# [GOAL OF THE EXERCISE]
Reproduce the whole listing exactly and let no picture into the copy.
#### DATASET CONTENT ####
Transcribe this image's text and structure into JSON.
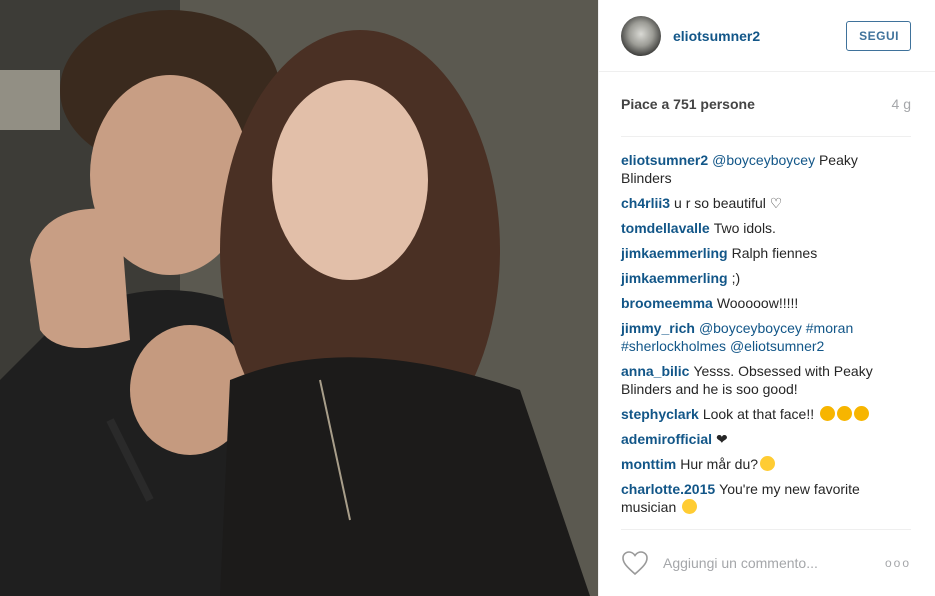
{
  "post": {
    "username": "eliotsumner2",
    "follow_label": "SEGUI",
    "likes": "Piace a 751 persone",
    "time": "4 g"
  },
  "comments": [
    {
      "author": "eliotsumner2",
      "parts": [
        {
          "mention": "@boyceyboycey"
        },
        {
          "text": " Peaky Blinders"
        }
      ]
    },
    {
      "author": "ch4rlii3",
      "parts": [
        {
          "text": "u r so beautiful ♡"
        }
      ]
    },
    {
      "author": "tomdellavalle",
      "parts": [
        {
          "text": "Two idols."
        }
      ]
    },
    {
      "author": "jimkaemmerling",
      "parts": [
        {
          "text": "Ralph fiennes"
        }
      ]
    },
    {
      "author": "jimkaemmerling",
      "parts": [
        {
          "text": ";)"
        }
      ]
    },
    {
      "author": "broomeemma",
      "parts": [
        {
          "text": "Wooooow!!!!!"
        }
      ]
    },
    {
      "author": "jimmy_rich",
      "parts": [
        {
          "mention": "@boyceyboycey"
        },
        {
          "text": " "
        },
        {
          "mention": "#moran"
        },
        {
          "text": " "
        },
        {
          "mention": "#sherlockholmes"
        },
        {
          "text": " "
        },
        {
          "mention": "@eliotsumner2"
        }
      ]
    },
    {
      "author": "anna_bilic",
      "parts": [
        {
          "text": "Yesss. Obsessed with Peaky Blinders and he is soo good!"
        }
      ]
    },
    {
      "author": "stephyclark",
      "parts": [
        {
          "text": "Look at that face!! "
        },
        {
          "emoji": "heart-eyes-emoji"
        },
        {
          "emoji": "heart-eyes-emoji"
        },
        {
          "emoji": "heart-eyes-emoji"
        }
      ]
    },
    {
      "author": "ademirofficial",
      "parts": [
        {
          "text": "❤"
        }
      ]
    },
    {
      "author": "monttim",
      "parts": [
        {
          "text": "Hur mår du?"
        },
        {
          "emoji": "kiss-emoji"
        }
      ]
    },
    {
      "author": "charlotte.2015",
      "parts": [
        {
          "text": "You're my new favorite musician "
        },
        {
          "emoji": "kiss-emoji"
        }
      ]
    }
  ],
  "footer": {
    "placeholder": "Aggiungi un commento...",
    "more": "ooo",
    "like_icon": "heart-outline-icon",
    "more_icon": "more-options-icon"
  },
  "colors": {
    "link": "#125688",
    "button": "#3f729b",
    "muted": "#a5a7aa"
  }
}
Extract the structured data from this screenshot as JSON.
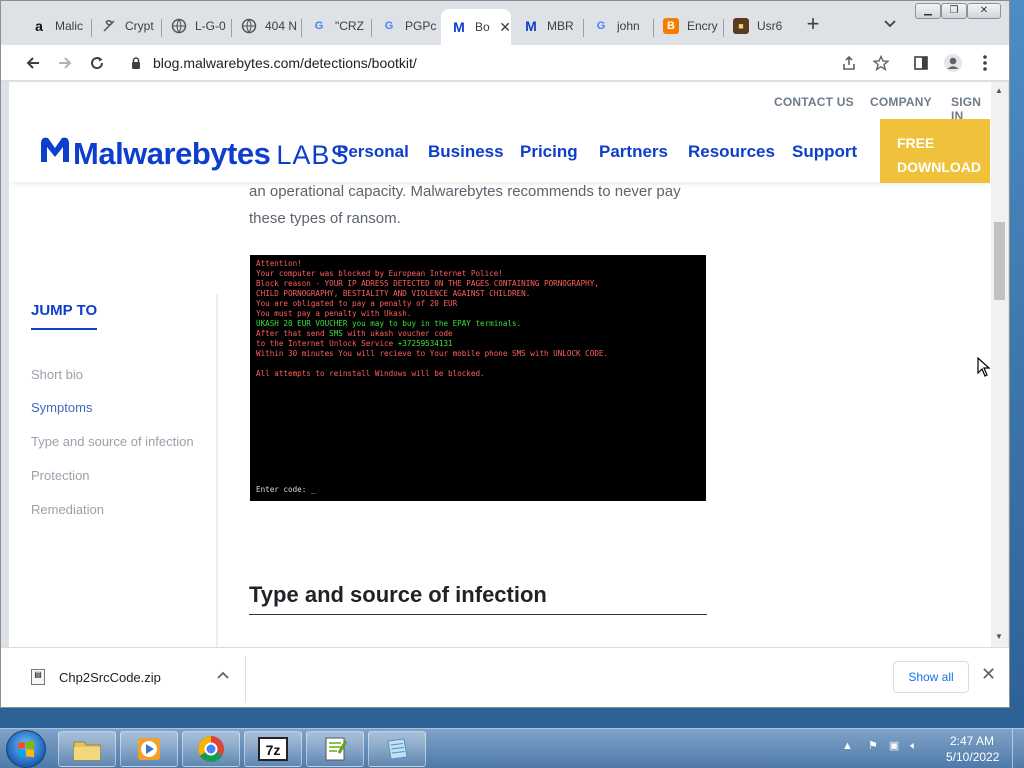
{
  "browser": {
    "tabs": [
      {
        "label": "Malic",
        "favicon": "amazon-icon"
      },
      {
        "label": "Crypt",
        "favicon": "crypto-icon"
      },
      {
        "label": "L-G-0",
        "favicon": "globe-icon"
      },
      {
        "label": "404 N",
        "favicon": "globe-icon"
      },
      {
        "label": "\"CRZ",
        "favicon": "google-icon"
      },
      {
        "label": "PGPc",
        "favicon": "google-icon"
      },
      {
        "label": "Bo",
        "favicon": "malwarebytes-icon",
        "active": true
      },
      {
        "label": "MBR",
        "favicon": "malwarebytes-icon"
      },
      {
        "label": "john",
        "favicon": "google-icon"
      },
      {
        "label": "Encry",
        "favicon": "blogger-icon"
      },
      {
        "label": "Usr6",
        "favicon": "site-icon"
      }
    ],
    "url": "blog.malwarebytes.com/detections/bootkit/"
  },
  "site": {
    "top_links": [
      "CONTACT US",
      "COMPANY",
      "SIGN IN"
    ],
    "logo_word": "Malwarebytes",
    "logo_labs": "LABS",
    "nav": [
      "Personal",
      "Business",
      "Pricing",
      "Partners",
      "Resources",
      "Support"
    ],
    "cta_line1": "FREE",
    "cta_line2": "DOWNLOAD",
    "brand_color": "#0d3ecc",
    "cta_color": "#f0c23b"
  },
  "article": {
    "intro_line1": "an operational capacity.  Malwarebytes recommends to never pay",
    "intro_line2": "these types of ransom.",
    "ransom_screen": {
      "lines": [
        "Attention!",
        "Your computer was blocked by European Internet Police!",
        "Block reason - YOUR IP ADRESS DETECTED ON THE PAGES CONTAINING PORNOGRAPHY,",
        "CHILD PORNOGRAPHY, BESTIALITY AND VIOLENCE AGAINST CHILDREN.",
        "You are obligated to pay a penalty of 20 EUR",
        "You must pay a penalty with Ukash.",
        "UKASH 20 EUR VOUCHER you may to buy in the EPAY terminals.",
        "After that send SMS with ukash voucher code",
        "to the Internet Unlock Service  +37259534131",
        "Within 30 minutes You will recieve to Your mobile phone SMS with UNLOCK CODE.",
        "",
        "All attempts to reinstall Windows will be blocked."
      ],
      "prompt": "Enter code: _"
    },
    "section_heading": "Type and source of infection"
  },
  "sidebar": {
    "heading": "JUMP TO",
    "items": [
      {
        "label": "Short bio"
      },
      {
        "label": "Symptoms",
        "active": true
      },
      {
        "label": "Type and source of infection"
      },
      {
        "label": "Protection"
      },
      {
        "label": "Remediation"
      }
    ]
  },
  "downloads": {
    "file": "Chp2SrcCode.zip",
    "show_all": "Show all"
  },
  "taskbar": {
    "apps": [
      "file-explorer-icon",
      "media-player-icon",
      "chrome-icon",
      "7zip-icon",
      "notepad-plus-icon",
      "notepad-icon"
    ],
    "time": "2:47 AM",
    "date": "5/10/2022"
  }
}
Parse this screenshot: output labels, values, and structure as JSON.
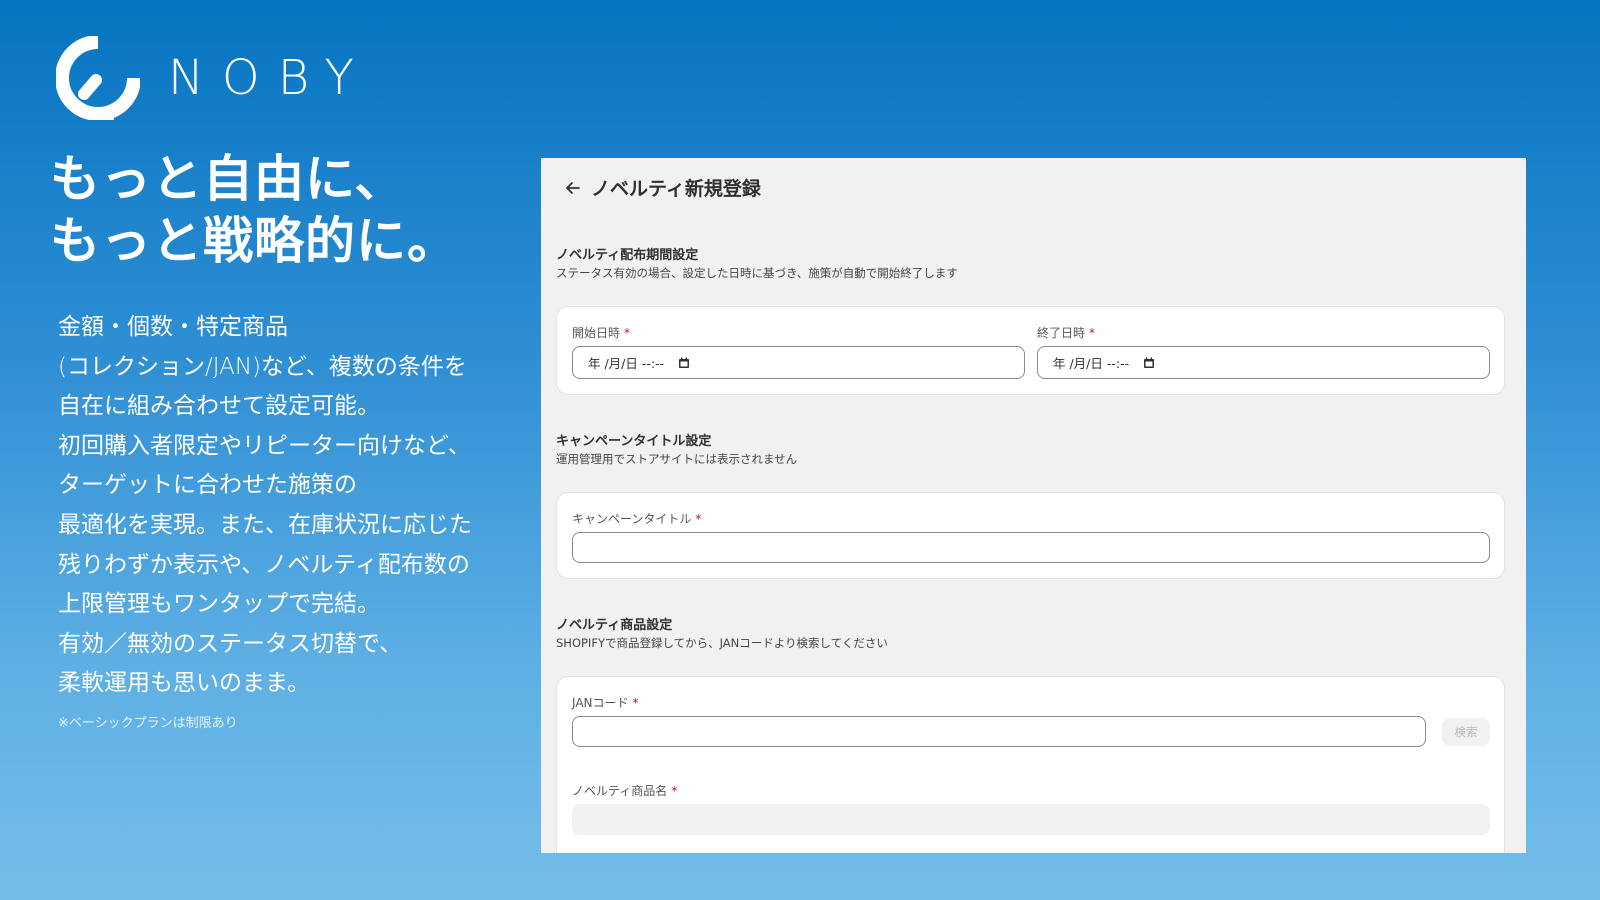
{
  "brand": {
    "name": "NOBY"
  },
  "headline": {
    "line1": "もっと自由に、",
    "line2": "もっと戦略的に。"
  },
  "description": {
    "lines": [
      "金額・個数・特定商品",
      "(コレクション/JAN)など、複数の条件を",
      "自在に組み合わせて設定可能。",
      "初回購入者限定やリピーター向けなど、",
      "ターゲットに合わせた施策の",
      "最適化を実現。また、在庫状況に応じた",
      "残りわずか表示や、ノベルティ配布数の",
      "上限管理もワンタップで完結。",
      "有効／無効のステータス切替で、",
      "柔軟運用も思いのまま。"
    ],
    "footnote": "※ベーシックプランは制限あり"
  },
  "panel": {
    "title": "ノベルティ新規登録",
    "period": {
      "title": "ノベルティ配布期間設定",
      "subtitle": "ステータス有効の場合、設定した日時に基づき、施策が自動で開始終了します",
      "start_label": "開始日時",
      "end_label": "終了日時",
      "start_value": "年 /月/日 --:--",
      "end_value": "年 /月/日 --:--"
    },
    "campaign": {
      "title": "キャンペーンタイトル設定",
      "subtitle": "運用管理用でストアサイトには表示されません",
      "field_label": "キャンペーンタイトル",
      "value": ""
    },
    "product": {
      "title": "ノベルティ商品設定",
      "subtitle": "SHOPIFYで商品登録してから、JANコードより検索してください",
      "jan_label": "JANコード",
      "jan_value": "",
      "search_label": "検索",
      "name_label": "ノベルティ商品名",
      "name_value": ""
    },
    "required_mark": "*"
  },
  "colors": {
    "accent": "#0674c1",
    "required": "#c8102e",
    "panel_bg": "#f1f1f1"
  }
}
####
# [TASK SOLUTION]
Transcribe this image's text and structure into JSON.
{
  "post": {
    "username": "eliotsumner2",
    "follow_label": "SEGUI",
    "likes": "Piace a 751 persone",
    "time": "4 g"
  },
  "comments": [
    {
      "author": "eliotsumner2",
      "parts": [
        {
          "mention": "@boyceyboycey"
        },
        {
          "text": " Peaky Blinders"
        }
      ]
    },
    {
      "author": "ch4rlii3",
      "parts": [
        {
          "text": "u r so beautiful ♡"
        }
      ]
    },
    {
      "author": "tomdellavalle",
      "parts": [
        {
          "text": "Two idols."
        }
      ]
    },
    {
      "author": "jimkaemmerling",
      "parts": [
        {
          "text": "Ralph fiennes"
        }
      ]
    },
    {
      "author": "jimkaemmerling",
      "parts": [
        {
          "text": ";)"
        }
      ]
    },
    {
      "author": "broomeemma",
      "parts": [
        {
          "text": "Wooooow!!!!!"
        }
      ]
    },
    {
      "author": "jimmy_rich",
      "parts": [
        {
          "mention": "@boyceyboycey"
        },
        {
          "text": " "
        },
        {
          "mention": "#moran"
        },
        {
          "text": " "
        },
        {
          "mention": "#sherlockholmes"
        },
        {
          "text": " "
        },
        {
          "mention": "@eliotsumner2"
        }
      ]
    },
    {
      "author": "anna_bilic",
      "parts": [
        {
          "text": "Yesss. Obsessed with Peaky Blinders and he is soo good!"
        }
      ]
    },
    {
      "author": "stephyclark",
      "parts": [
        {
          "text": "Look at that face!! "
        },
        {
          "emoji": "heart-eyes-emoji"
        },
        {
          "emoji": "heart-eyes-emoji"
        },
        {
          "emoji": "heart-eyes-emoji"
        }
      ]
    },
    {
      "author": "ademirofficial",
      "parts": [
        {
          "text": "❤"
        }
      ]
    },
    {
      "author": "monttim",
      "parts": [
        {
          "text": "Hur mår du?"
        },
        {
          "emoji": "kiss-emoji"
        }
      ]
    },
    {
      "author": "charlotte.2015",
      "parts": [
        {
          "text": "You're my new favorite musician "
        },
        {
          "emoji": "kiss-emoji"
        }
      ]
    }
  ],
  "footer": {
    "placeholder": "Aggiungi un commento...",
    "more": "ooo",
    "like_icon": "heart-outline-icon",
    "more_icon": "more-options-icon"
  },
  "colors": {
    "link": "#125688",
    "button": "#3f729b",
    "muted": "#a5a7aa"
  }
}
Extract the structured data from this screenshot as JSON.
{
  "browser": {
    "tabs": [
      {
        "label": "Malic",
        "favicon": "amazon-icon"
      },
      {
        "label": "Crypt",
        "favicon": "crypto-icon"
      },
      {
        "label": "L-G-0",
        "favicon": "globe-icon"
      },
      {
        "label": "404 N",
        "favicon": "globe-icon"
      },
      {
        "label": "\"CRZ",
        "favicon": "google-icon"
      },
      {
        "label": "PGPc",
        "favicon": "google-icon"
      },
      {
        "label": "Bo",
        "favicon": "malwarebytes-icon",
        "active": true
      },
      {
        "label": "MBR",
        "favicon": "malwarebytes-icon"
      },
      {
        "label": "john",
        "favicon": "google-icon"
      },
      {
        "label": "Encry",
        "favicon": "blogger-icon"
      },
      {
        "label": "Usr6",
        "favicon": "site-icon"
      }
    ],
    "url": "blog.malwarebytes.com/detections/bootkit/"
  },
  "site": {
    "top_links": [
      "CONTACT US",
      "COMPANY",
      "SIGN IN"
    ],
    "logo_word": "Malwarebytes",
    "logo_labs": "LABS",
    "nav": [
      "Personal",
      "Business",
      "Pricing",
      "Partners",
      "Resources",
      "Support"
    ],
    "cta_line1": "FREE",
    "cta_line2": "DOWNLOAD",
    "brand_color": "#0d3ecc",
    "cta_color": "#f0c23b"
  },
  "article": {
    "intro_line1": "an operational capacity.  Malwarebytes recommends to never pay",
    "intro_line2": "these types of ransom.",
    "ransom_screen": {
      "lines": [
        "Attention!",
        "Your computer was blocked by European Internet Police!",
        "Block reason - YOUR IP ADRESS DETECTED ON THE PAGES CONTAINING PORNOGRAPHY,",
        "CHILD PORNOGRAPHY, BESTIALITY AND VIOLENCE AGAINST CHILDREN.",
        "You are obligated to pay a penalty of 20 EUR",
        "You must pay a penalty with Ukash.",
        "UKASH 20 EUR VOUCHER you may to buy in the EPAY terminals.",
        "After that send SMS with ukash voucher code",
        "to the Internet Unlock Service  +37259534131",
        "Within 30 minutes You will recieve to Your mobile phone SMS with UNLOCK CODE.",
        "",
        "All attempts to reinstall Windows will be blocked."
      ],
      "prompt": "Enter code: _"
    },
    "section_heading": "Type and source of infection"
  },
  "sidebar": {
    "heading": "JUMP TO",
    "items": [
      {
        "label": "Short bio"
      },
      {
        "label": "Symptoms",
        "active": true
      },
      {
        "label": "Type and source of infection"
      },
      {
        "label": "Protection"
      },
      {
        "label": "Remediation"
      }
    ]
  },
  "downloads": {
    "file": "Chp2SrcCode.zip",
    "show_all": "Show all"
  },
  "taskbar": {
    "apps": [
      "file-explorer-icon",
      "media-player-icon",
      "chrome-icon",
      "7zip-icon",
      "notepad-plus-icon",
      "notepad-icon"
    ],
    "time": "2:47 AM",
    "date": "5/10/2022"
  }
}
Parse this screenshot: output labels, values, and structure as JSON.
{
  "brand": {
    "name": "NOBY"
  },
  "headline": {
    "line1": "もっと自由に、",
    "line2": "もっと戦略的に。"
  },
  "description": {
    "lines": [
      "金額・個数・特定商品",
      "(コレクション/JAN)など、複数の条件を",
      "自在に組み合わせて設定可能。",
      "初回購入者限定やリピーター向けなど、",
      "ターゲットに合わせた施策の",
      "最適化を実現。また、在庫状況に応じた",
      "残りわずか表示や、ノベルティ配布数の",
      "上限管理もワンタップで完結。",
      "有効／無効のステータス切替で、",
      "柔軟運用も思いのまま。"
    ],
    "footnote": "※ベーシックプランは制限あり"
  },
  "panel": {
    "title": "ノベルティ新規登録",
    "period": {
      "title": "ノベルティ配布期間設定",
      "subtitle": "ステータス有効の場合、設定した日時に基づき、施策が自動で開始終了します",
      "start_label": "開始日時",
      "end_label": "終了日時",
      "start_value": "年 /月/日 --:--",
      "end_value": "年 /月/日 --:--"
    },
    "campaign": {
      "title": "キャンペーンタイトル設定",
      "subtitle": "運用管理用でストアサイトには表示されません",
      "field_label": "キャンペーンタイトル",
      "value": ""
    },
    "product": {
      "title": "ノベルティ商品設定",
      "subtitle": "SHOPIFYで商品登録してから、JANコードより検索してください",
      "jan_label": "JANコード",
      "jan_value": "",
      "search_label": "検索",
      "name_label": "ノベルティ商品名",
      "name_value": ""
    },
    "required_mark": "*"
  },
  "colors": {
    "accent": "#0674c1",
    "required": "#c8102e",
    "panel_bg": "#f1f1f1"
  }
}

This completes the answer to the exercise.